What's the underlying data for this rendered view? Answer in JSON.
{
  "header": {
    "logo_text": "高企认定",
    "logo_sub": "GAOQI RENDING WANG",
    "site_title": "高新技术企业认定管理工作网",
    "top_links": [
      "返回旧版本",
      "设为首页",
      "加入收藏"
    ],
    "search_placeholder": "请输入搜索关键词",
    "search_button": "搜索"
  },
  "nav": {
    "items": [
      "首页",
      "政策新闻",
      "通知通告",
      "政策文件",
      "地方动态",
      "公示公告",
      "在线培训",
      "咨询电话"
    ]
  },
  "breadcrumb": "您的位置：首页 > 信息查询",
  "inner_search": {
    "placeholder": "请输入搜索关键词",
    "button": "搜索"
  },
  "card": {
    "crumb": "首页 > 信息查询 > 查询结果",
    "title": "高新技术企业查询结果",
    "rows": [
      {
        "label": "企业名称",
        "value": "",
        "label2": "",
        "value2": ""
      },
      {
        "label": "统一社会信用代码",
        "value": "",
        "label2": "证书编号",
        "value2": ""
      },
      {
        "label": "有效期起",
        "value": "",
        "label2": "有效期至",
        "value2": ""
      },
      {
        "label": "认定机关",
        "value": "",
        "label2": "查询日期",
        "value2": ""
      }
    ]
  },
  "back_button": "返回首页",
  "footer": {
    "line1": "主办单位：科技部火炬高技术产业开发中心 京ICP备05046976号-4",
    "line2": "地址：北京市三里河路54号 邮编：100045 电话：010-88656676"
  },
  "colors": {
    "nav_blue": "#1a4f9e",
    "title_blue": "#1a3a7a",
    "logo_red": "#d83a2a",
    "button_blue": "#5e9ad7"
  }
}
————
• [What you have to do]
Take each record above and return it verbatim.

• [Answer space]
What's the underlying data for this rendered view? Answer in JSON.
{
  "header": {
    "logo_text": "高企认定",
    "logo_sub": "GAOQI RENDING WANG",
    "site_title": "高新技术企业认定管理工作网",
    "top_links": [
      "返回旧版本",
      "设为首页",
      "加入收藏"
    ],
    "search_placeholder": "请输入搜索关键词",
    "search_button": "搜索"
  },
  "nav": {
    "items": [
      "首页",
      "政策新闻",
      "通知通告",
      "政策文件",
      "地方动态",
      "公示公告",
      "在线培训",
      "咨询电话"
    ]
  },
  "breadcrumb": "您的位置：首页 > 信息查询",
  "inner_search": {
    "placeholder": "请输入搜索关键词",
    "button": "搜索"
  },
  "card": {
    "crumb": "首页 > 信息查询 > 查询结果",
    "title": "高新技术企业查询结果",
    "rows": [
      {
        "label": "企业名称",
        "value": "",
        "label2": "",
        "value2": ""
      },
      {
        "label": "统一社会信用代码",
        "value": "",
        "label2": "证书编号",
        "value2": ""
      },
      {
        "label": "有效期起",
        "value": "",
        "label2": "有效期至",
        "value2": ""
      },
      {
        "label": "认定机关",
        "value": "",
        "label2": "查询日期",
        "value2": ""
      }
    ]
  },
  "back_button": "返回首页",
  "footer": {
    "line1": "主办单位：科技部火炬高技术产业开发中心 京ICP备05046976号-4",
    "line2": "地址：北京市三里河路54号 邮编：100045 电话：010-88656676"
  },
  "colors": {
    "nav_blue": "#1a4f9e",
    "title_blue": "#1a3a7a",
    "logo_red": "#d83a2a",
    "button_blue": "#5e9ad7"
  }
}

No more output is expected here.